**What to produce**
Each record below should be repeated precisely as written.

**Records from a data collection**
= Beginning of Section =
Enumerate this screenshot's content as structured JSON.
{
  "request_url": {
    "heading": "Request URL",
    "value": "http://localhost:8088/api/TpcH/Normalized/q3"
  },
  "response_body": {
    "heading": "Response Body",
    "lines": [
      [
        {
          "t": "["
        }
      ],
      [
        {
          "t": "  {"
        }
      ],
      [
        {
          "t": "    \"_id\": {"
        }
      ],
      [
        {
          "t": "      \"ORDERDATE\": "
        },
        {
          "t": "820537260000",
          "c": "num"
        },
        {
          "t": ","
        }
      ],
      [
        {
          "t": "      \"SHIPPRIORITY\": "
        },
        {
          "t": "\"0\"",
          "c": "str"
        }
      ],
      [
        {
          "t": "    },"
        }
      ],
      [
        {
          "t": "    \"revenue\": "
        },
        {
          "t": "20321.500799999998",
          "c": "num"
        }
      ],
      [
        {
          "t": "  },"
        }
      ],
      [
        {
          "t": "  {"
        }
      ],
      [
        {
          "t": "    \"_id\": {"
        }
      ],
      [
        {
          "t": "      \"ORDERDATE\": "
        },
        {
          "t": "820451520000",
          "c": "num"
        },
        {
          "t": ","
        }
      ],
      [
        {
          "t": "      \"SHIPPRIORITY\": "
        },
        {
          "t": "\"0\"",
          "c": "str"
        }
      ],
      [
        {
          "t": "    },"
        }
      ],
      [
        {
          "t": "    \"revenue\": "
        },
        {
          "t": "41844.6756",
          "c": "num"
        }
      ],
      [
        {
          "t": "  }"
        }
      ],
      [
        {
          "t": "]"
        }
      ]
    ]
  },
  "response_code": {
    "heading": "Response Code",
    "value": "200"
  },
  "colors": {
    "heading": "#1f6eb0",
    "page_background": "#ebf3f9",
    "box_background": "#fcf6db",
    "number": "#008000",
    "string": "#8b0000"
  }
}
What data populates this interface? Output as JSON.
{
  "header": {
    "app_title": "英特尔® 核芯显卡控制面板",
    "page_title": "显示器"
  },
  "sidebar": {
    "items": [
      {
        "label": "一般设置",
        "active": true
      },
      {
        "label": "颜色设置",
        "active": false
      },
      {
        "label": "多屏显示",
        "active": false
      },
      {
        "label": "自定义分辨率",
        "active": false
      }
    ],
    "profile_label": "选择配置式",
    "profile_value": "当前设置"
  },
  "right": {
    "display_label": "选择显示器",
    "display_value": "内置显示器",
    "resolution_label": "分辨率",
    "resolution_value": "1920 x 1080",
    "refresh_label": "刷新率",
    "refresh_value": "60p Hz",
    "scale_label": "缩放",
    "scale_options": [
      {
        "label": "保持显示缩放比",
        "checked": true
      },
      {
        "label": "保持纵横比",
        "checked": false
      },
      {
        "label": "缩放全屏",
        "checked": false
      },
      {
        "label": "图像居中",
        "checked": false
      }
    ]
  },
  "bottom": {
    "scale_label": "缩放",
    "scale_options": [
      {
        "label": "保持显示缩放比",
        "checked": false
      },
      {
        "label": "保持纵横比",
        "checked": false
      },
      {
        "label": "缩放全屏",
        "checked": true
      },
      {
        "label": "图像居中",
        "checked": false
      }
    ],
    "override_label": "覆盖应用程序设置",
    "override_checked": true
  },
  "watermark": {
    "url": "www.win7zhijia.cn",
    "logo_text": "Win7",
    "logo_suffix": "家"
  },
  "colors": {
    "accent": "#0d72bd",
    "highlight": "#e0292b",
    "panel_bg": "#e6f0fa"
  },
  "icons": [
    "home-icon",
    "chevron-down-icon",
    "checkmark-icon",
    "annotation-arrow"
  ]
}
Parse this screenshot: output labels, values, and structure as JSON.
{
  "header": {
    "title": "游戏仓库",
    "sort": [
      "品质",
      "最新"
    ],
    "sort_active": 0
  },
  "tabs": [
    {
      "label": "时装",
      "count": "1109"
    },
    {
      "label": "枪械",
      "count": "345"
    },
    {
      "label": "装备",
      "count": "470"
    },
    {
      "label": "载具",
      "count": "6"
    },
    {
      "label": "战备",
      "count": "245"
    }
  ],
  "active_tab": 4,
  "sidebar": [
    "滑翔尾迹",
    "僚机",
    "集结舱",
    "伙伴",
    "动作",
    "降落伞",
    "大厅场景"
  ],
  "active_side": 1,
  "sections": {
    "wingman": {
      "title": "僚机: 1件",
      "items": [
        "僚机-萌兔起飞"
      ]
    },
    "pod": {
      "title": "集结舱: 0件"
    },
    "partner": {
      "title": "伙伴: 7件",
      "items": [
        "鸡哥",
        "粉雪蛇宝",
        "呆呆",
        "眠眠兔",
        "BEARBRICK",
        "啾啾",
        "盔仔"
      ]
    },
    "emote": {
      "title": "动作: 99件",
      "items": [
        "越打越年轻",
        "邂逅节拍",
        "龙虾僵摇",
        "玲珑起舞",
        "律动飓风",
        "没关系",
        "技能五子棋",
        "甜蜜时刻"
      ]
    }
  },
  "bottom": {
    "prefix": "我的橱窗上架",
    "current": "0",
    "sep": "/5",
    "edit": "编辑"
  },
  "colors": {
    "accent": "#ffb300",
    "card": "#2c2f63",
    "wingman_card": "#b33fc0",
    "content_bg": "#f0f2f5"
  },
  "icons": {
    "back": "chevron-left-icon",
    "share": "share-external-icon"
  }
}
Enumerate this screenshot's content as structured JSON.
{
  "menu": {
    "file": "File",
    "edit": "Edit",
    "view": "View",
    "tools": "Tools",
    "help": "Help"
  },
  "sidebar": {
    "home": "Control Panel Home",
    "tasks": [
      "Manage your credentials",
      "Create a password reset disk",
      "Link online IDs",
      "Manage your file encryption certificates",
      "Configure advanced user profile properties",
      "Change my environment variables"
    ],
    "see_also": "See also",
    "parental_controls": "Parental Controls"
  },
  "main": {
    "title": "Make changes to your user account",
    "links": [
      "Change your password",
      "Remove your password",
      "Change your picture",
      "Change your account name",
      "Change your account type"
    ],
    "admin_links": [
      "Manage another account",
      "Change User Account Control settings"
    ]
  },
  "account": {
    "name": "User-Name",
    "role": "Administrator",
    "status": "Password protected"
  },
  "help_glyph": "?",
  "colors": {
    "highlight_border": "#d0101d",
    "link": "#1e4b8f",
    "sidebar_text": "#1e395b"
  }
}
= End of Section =
**Output of the exercise**
Enumerate this screenshot's content as structured JSON.
{
  "request_url": {
    "heading": "Request URL",
    "value": "http://localhost:8088/api/TpcH/Normalized/q3"
  },
  "response_body": {
    "heading": "Response Body",
    "lines": [
      [
        {
          "t": "["
        }
      ],
      [
        {
          "t": "  {"
        }
      ],
      [
        {
          "t": "    \"_id\": {"
        }
      ],
      [
        {
          "t": "      \"ORDERDATE\": "
        },
        {
          "t": "820537260000",
          "c": "num"
        },
        {
          "t": ","
        }
      ],
      [
        {
          "t": "      \"SHIPPRIORITY\": "
        },
        {
          "t": "\"0\"",
          "c": "str"
        }
      ],
      [
        {
          "t": "    },"
        }
      ],
      [
        {
          "t": "    \"revenue\": "
        },
        {
          "t": "20321.500799999998",
          "c": "num"
        }
      ],
      [
        {
          "t": "  },"
        }
      ],
      [
        {
          "t": "  {"
        }
      ],
      [
        {
          "t": "    \"_id\": {"
        }
      ],
      [
        {
          "t": "      \"ORDERDATE\": "
        },
        {
          "t": "820451520000",
          "c": "num"
        },
        {
          "t": ","
        }
      ],
      [
        {
          "t": "      \"SHIPPRIORITY\": "
        },
        {
          "t": "\"0\"",
          "c": "str"
        }
      ],
      [
        {
          "t": "    },"
        }
      ],
      [
        {
          "t": "    \"revenue\": "
        },
        {
          "t": "41844.6756",
          "c": "num"
        }
      ],
      [
        {
          "t": "  }"
        }
      ],
      [
        {
          "t": "]"
        }
      ]
    ]
  },
  "response_code": {
    "heading": "Response Code",
    "value": "200"
  },
  "colors": {
    "heading": "#1f6eb0",
    "page_background": "#ebf3f9",
    "box_background": "#fcf6db",
    "number": "#008000",
    "string": "#8b0000"
  }
}
What data populates this interface? Output as JSON.
{
  "header": {
    "app_title": "英特尔® 核芯显卡控制面板",
    "page_title": "显示器"
  },
  "sidebar": {
    "items": [
      {
        "label": "一般设置",
        "active": true
      },
      {
        "label": "颜色设置",
        "active": false
      },
      {
        "label": "多屏显示",
        "active": false
      },
      {
        "label": "自定义分辨率",
        "active": false
      }
    ],
    "profile_label": "选择配置式",
    "profile_value": "当前设置"
  },
  "right": {
    "display_label": "选择显示器",
    "display_value": "内置显示器",
    "resolution_label": "分辨率",
    "resolution_value": "1920 x 1080",
    "refresh_label": "刷新率",
    "refresh_value": "60p Hz",
    "scale_label": "缩放",
    "scale_options": [
      {
        "label": "保持显示缩放比",
        "checked": true
      },
      {
        "label": "保持纵横比",
        "checked": false
      },
      {
        "label": "缩放全屏",
        "checked": false
      },
      {
        "label": "图像居中",
        "checked": false
      }
    ]
  },
  "bottom": {
    "scale_label": "缩放",
    "scale_options": [
      {
        "label": "保持显示缩放比",
        "checked": false
      },
      {
        "label": "保持纵横比",
        "checked": false
      },
      {
        "label": "缩放全屏",
        "checked": true
      },
      {
        "label": "图像居中",
        "checked": false
      }
    ],
    "override_label": "覆盖应用程序设置",
    "override_checked": true
  },
  "watermark": {
    "url": "www.win7zhijia.cn",
    "logo_text": "Win7",
    "logo_suffix": "家"
  },
  "colors": {
    "accent": "#0d72bd",
    "highlight": "#e0292b",
    "panel_bg": "#e6f0fa"
  },
  "icons": [
    "home-icon",
    "chevron-down-icon",
    "checkmark-icon",
    "annotation-arrow"
  ]
}
Parse this screenshot: output labels, values, and structure as JSON.
{
  "header": {
    "title": "游戏仓库",
    "sort": [
      "品质",
      "最新"
    ],
    "sort_active": 0
  },
  "tabs": [
    {
      "label": "时装",
      "count": "1109"
    },
    {
      "label": "枪械",
      "count": "345"
    },
    {
      "label": "装备",
      "count": "470"
    },
    {
      "label": "载具",
      "count": "6"
    },
    {
      "label": "战备",
      "count": "245"
    }
  ],
  "active_tab": 4,
  "sidebar": [
    "滑翔尾迹",
    "僚机",
    "集结舱",
    "伙伴",
    "动作",
    "降落伞",
    "大厅场景"
  ],
  "active_side": 1,
  "sections": {
    "wingman": {
      "title": "僚机: 1件",
      "items": [
        "僚机-萌兔起飞"
      ]
    },
    "pod": {
      "title": "集结舱: 0件"
    },
    "partner": {
      "title": "伙伴: 7件",
      "items": [
        "鸡哥",
        "粉雪蛇宝",
        "呆呆",
        "眠眠兔",
        "BEARBRICK",
        "啾啾",
        "盔仔"
      ]
    },
    "emote": {
      "title": "动作: 99件",
      "items": [
        "越打越年轻",
        "邂逅节拍",
        "龙虾僵摇",
        "玲珑起舞",
        "律动飓风",
        "没关系",
        "技能五子棋",
        "甜蜜时刻"
      ]
    }
  },
  "bottom": {
    "prefix": "我的橱窗上架",
    "current": "0",
    "sep": "/5",
    "edit": "编辑"
  },
  "colors": {
    "accent": "#ffb300",
    "card": "#2c2f63",
    "wingman_card": "#b33fc0",
    "content_bg": "#f0f2f5"
  },
  "icons": {
    "back": "chevron-left-icon",
    "share": "share-external-icon"
  }
}
Enumerate this screenshot's content as structured JSON.
{
  "menu": {
    "file": "File",
    "edit": "Edit",
    "view": "View",
    "tools": "Tools",
    "help": "Help"
  },
  "sidebar": {
    "home": "Control Panel Home",
    "tasks": [
      "Manage your credentials",
      "Create a password reset disk",
      "Link online IDs",
      "Manage your file encryption certificates",
      "Configure advanced user profile properties",
      "Change my environment variables"
    ],
    "see_also": "See also",
    "parental_controls": "Parental Controls"
  },
  "main": {
    "title": "Make changes to your user account",
    "links": [
      "Change your password",
      "Remove your password",
      "Change your picture",
      "Change your account name",
      "Change your account type"
    ],
    "admin_links": [
      "Manage another account",
      "Change User Account Control settings"
    ]
  },
  "account": {
    "name": "User-Name",
    "role": "Administrator",
    "status": "Password protected"
  },
  "help_glyph": "?",
  "colors": {
    "highlight_border": "#d0101d",
    "link": "#1e4b8f",
    "sidebar_text": "#1e395b"
  }
}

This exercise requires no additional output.